TASK INSTRUCTIONS: Your answer is every line of the material below in which the string "object" occurs.

SUPPLIED RECORDS:
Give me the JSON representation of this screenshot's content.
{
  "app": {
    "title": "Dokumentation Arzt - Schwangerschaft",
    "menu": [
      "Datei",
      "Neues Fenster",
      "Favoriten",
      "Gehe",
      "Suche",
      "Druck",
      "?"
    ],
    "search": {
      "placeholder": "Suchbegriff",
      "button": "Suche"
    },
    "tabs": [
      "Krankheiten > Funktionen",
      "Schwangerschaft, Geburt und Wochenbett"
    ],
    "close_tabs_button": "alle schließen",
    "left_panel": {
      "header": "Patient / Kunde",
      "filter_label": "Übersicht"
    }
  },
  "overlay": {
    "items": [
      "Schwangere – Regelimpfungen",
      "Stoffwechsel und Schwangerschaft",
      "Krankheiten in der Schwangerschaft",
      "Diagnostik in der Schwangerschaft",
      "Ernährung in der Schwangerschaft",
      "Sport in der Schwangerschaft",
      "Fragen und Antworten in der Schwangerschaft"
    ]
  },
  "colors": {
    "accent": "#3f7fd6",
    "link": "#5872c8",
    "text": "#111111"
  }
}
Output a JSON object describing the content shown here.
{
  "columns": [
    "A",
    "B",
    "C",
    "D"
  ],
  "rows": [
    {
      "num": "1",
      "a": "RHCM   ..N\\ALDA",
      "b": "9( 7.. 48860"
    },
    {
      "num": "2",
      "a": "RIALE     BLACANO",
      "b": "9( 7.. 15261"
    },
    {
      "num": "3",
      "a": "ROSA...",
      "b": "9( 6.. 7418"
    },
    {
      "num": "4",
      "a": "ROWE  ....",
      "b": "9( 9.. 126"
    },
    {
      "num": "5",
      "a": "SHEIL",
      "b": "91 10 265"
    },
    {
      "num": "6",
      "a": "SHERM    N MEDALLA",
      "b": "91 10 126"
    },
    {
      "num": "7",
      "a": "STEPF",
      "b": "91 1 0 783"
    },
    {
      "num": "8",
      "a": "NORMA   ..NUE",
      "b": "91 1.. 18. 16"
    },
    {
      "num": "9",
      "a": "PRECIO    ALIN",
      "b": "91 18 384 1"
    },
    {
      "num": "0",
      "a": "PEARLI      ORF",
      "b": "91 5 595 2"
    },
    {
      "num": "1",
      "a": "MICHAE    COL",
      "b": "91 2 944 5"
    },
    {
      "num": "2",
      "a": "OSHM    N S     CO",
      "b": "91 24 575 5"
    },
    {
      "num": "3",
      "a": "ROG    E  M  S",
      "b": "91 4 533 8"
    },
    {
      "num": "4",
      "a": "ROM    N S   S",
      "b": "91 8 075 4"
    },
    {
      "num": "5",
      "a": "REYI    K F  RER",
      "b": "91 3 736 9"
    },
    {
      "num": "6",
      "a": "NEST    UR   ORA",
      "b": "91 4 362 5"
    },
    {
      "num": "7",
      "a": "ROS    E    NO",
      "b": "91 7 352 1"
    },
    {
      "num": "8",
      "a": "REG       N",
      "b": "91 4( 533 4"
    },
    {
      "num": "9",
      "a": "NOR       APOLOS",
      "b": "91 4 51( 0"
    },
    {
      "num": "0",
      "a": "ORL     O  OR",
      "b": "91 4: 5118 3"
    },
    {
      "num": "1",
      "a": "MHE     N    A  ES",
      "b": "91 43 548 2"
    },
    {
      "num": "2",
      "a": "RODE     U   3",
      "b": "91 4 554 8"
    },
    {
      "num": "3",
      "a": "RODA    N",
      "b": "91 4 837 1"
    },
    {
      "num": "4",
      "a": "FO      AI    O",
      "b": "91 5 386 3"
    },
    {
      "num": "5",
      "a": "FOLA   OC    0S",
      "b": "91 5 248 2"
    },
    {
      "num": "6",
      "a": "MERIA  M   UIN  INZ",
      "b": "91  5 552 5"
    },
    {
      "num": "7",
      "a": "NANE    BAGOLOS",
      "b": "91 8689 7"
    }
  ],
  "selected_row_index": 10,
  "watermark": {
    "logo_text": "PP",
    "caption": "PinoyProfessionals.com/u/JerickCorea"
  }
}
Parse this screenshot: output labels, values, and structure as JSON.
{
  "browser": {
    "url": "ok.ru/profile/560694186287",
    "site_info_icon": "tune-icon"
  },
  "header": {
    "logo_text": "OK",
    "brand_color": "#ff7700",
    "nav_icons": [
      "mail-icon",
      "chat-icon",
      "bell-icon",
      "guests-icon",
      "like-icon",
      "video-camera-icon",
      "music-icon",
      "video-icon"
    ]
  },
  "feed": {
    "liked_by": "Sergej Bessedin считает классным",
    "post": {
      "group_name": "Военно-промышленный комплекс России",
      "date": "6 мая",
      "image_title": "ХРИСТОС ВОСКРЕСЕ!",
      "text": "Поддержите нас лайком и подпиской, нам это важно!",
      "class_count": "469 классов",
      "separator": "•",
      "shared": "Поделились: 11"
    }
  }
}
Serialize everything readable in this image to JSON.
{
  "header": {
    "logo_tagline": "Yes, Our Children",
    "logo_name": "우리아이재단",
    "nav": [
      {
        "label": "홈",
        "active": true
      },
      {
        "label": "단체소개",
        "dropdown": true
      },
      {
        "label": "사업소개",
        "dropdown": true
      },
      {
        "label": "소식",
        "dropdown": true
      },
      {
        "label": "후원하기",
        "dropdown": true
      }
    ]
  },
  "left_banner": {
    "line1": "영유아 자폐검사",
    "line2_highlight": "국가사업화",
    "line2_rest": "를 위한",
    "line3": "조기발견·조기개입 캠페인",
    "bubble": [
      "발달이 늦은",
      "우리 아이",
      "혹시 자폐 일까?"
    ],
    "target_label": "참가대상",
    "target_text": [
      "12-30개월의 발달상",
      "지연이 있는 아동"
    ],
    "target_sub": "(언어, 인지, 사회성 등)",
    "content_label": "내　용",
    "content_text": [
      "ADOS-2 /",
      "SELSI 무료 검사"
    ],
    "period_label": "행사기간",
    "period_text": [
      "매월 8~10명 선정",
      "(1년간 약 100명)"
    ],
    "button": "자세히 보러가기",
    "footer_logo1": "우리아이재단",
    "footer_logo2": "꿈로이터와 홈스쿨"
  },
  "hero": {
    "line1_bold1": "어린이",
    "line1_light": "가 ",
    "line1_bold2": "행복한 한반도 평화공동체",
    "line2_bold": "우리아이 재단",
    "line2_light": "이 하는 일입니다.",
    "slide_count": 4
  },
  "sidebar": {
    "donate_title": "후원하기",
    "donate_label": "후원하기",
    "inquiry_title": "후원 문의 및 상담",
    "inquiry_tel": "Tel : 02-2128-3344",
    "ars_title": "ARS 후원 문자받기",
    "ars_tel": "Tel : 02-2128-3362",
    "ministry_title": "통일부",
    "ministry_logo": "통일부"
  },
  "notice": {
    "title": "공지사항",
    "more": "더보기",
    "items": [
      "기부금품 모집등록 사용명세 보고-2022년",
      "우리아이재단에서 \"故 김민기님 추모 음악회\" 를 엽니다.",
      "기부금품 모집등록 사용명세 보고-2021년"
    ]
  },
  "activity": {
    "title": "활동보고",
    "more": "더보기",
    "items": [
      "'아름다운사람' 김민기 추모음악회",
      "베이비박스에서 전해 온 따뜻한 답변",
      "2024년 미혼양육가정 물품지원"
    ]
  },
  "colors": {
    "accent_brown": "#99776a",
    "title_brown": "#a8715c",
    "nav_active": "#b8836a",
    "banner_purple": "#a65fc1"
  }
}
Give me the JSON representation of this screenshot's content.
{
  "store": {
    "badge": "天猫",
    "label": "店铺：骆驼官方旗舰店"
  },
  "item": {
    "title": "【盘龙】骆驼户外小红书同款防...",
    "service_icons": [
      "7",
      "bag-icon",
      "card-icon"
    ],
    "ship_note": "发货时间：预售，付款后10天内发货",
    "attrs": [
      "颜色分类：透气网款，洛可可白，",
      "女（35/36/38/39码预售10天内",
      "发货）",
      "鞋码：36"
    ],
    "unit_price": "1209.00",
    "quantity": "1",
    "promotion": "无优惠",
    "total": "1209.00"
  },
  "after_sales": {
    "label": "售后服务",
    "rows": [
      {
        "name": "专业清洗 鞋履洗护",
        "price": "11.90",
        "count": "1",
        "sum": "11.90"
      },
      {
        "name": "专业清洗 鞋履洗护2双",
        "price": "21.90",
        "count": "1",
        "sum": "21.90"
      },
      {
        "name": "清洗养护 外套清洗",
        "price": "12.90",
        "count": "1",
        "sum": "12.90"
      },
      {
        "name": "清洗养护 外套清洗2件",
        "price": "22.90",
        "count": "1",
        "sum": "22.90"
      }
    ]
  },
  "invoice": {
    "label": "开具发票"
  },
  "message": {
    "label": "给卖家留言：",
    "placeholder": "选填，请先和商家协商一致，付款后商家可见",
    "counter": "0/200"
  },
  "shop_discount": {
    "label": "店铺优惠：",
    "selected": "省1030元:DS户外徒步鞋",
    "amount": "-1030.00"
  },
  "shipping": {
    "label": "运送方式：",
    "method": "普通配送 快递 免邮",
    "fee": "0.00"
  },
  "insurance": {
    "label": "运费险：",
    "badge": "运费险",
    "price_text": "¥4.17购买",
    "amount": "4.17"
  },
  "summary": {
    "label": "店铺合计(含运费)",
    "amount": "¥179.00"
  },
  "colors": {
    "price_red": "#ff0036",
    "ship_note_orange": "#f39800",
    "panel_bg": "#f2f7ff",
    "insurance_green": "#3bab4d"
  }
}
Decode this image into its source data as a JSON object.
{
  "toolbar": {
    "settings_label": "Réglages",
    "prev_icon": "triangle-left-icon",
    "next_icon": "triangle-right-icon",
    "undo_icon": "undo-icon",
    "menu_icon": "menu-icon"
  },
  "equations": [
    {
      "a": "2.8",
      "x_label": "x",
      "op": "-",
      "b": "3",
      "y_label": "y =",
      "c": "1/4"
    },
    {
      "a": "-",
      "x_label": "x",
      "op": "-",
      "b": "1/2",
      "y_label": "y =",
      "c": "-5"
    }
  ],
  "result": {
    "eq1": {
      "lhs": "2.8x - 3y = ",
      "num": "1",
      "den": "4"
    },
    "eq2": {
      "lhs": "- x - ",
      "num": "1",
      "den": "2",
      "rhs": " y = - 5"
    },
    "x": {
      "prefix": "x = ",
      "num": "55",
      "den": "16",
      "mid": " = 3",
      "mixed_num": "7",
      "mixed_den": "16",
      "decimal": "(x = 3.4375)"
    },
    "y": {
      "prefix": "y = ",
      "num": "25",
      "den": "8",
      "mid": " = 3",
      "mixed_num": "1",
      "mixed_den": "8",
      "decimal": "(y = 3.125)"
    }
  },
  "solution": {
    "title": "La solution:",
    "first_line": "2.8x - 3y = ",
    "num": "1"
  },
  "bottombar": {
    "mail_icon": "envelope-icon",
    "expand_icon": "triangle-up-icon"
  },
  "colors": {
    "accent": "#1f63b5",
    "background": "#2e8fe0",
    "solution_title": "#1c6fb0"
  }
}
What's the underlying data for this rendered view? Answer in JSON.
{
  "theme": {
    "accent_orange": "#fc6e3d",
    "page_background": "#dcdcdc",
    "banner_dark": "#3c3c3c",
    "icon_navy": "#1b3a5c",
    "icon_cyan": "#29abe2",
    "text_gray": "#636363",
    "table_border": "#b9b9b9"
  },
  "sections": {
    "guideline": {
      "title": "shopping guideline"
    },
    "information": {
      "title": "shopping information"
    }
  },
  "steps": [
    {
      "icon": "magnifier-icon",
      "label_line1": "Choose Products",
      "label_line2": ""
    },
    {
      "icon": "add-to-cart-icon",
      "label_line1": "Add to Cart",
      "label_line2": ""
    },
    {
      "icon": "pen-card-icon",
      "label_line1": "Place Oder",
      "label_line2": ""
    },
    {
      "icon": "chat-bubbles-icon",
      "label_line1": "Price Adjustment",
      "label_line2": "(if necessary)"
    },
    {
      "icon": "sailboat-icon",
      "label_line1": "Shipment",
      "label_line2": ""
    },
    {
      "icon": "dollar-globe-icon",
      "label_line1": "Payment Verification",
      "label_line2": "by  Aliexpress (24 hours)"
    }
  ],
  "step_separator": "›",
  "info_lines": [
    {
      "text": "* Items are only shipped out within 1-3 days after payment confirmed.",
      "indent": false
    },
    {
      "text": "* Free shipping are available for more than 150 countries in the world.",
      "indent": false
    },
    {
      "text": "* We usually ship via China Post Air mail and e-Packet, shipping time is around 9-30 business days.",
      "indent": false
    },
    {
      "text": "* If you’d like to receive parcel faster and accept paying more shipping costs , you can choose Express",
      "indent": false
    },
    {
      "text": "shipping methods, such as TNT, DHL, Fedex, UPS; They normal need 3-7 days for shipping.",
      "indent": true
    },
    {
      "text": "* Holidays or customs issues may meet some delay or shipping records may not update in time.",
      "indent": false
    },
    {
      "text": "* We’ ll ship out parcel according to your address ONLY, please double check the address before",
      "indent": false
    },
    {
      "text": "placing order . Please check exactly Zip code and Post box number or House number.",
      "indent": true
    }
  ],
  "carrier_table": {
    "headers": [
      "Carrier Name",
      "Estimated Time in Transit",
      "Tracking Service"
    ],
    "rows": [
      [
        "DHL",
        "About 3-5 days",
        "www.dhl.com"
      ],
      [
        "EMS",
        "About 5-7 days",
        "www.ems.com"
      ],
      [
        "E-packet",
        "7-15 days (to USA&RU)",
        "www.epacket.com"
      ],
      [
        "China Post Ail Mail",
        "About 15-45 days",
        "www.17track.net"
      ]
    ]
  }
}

EXERCISE OUTPUT:
Output a JSON object describing the content shown here.
Decode this image into its source data as a JSON object.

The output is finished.